## WHAT IS BEING ASKED
Keep each entry exactly as written when you repeat it, and skip the images.

## EXERCISE INPUT

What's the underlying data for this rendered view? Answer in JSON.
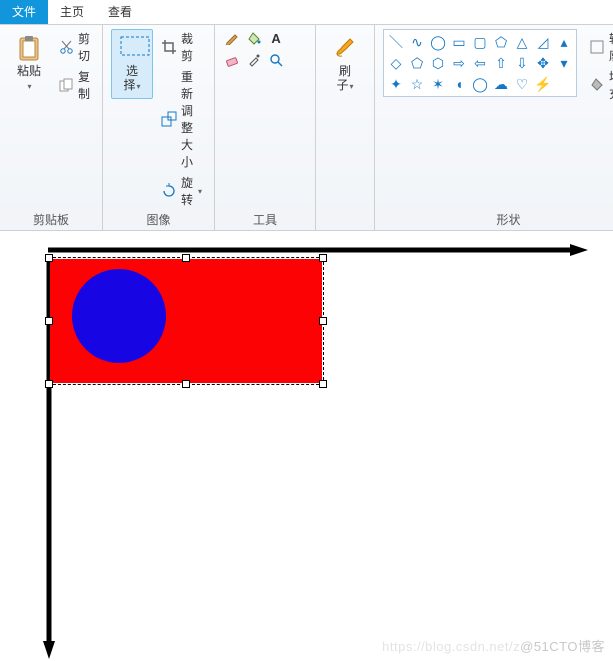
{
  "tabs": {
    "file": "文件",
    "home": "主页",
    "view": "查看"
  },
  "clipboard": {
    "paste": "粘贴",
    "cut": "剪切",
    "copy": "复制",
    "group": "剪贴板"
  },
  "image": {
    "select": "选\n择",
    "crop": "裁剪",
    "resize": "重新调整大小",
    "rotate": "旋转",
    "group": "图像"
  },
  "tools": {
    "group": "工具"
  },
  "brush": {
    "label": "刷\n子"
  },
  "shapes": {
    "group": "形状",
    "outline": "轮廓",
    "fill": "填充"
  },
  "canvas": {
    "rect_color": "#fc0204",
    "circle_color": "#1705e3"
  },
  "watermark": "@51CTO博客",
  "watermark_faint": "https://blog.csdn.net/z"
}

## TASK SOLUTION
What's the underlying data for this rendered view? Answer in JSON.
{
  "tabs": {
    "file": "文件",
    "home": "主页",
    "view": "查看"
  },
  "clipboard": {
    "paste": "粘贴",
    "cut": "剪切",
    "copy": "复制",
    "group": "剪贴板"
  },
  "image": {
    "select": "选\n择",
    "crop": "裁剪",
    "resize": "重新调整大小",
    "rotate": "旋转",
    "group": "图像"
  },
  "tools": {
    "group": "工具"
  },
  "brush": {
    "label": "刷\n子"
  },
  "shapes": {
    "group": "形状",
    "outline": "轮廓",
    "fill": "填充"
  },
  "canvas": {
    "rect_color": "#fc0204",
    "circle_color": "#1705e3"
  },
  "watermark": "@51CTO博客",
  "watermark_faint": "https://blog.csdn.net/z"
}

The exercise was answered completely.